She’d stopped mid-sentence, high heels clicking over the white tile floors. My sneakers shuffle after her, the sounds of our feet the only noise for a second before she recovers. I know what she’d been about to say. I knew Hawaii had one of the poorest school systems in the nation, but that didn’t mean I wasn’t going to take offense. I wondered if she thought I was stupid, infinitely less intelligent than the bright-eyed, blond boys and girls filling the classrooms, each class size capped at at a luxurious twenty-nine.
By the time we’d trekked through all three levels and visited each detached building and even walked by the football stadium, I was nauseous not only with fear at the size of the place, but with disgust. I didn’t belong here.
Which hall are we in now? I wonder for the umpteenth time. Detention had been in the cafeteria, so they had room to fit us all, but after the announcement on the loudspeaker we’d been herded someplace else, quickly joined by some of the sports teams pulled off the fields. I was too frustrated and angry at being locked up to pay attention to where we were going. There are other halls like this, barricaded somewhere inside Norton. There have to be. More teachers, more kids in sports. Maybe after-school clubs.
But that doesn’t matter. Why am I even thinking about other students? Lack of food is making me woozy, but I have to focus. Getting out is my mission. Away from these people, away from this place. Wait until dark.
That’s right. I close my eyes again, trying to nap and escape all this. Wait.
At the head of the hallway, one jock shoves another and I put my hands over my ears, reluctantly opening my eyes to watch them. One of the softball girls has leaped to her feet and is yelling for them to stop. The other jocks get in on the fight, pushing back one of the boys.
“Give us the key, Hopkins!”
My heart thuds with excitement. Have they finally snapped?
“Stand down, Aarons,” Mr. Hopkins says, voice low but loud, cutting through air frayed with nerves.

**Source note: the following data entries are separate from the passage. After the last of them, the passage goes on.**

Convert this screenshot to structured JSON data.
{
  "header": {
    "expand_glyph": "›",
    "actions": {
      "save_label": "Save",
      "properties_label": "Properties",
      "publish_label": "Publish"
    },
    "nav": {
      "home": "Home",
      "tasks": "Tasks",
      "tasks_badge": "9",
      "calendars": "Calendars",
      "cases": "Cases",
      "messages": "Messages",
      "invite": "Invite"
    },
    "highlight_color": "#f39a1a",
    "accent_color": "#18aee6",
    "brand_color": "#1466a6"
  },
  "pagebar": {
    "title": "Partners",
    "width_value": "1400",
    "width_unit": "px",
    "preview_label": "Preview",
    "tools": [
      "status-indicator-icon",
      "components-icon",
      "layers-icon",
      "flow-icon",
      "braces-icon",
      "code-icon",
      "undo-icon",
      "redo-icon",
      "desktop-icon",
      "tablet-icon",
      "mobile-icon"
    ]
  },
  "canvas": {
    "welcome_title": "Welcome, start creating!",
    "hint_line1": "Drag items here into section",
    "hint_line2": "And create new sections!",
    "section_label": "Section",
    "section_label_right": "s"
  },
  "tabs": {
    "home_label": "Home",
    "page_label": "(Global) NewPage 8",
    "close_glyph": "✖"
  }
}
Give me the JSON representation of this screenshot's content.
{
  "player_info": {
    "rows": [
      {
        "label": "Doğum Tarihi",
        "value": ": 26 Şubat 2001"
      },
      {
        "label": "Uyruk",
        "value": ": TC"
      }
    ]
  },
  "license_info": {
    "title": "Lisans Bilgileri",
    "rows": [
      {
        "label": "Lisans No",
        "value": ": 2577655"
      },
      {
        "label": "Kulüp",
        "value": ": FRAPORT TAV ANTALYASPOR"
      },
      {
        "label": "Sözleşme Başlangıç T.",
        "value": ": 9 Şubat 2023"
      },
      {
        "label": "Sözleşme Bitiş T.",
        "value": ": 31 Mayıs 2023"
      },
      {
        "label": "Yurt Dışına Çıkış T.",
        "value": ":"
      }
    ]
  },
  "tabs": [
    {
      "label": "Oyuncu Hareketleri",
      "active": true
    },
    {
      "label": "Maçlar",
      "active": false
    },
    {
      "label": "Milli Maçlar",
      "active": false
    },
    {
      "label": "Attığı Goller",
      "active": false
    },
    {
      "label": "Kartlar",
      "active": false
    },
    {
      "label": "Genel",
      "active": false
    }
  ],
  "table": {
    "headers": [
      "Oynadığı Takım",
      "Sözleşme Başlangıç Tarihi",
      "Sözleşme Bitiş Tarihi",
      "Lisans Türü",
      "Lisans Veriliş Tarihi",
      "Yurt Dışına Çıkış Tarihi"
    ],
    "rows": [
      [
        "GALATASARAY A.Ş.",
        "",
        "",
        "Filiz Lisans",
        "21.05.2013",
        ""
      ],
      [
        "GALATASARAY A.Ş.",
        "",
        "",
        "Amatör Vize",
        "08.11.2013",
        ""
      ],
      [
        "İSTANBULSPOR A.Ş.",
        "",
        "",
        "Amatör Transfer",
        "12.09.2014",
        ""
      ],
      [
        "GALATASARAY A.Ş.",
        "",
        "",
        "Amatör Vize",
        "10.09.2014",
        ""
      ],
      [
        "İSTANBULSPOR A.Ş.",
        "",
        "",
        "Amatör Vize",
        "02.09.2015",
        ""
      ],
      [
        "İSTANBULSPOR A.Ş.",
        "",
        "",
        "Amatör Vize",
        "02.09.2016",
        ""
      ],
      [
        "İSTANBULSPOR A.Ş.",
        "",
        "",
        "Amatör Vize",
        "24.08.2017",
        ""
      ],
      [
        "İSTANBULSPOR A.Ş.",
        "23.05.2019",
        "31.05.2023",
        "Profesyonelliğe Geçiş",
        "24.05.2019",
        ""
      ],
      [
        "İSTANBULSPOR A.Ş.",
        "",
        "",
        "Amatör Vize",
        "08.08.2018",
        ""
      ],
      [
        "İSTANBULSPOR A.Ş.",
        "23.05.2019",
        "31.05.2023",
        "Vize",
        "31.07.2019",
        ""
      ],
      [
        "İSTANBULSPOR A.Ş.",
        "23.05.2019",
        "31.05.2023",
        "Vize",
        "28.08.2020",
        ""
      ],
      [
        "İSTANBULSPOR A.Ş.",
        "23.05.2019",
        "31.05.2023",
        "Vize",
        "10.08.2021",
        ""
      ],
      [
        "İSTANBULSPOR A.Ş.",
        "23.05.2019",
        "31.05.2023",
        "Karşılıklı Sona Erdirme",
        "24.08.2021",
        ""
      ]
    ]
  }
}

“The key,” the boy insists, and his friends advance.
I don’t really see what happens; there’s too many boys in the crowd. But I hear it well enough. We all do.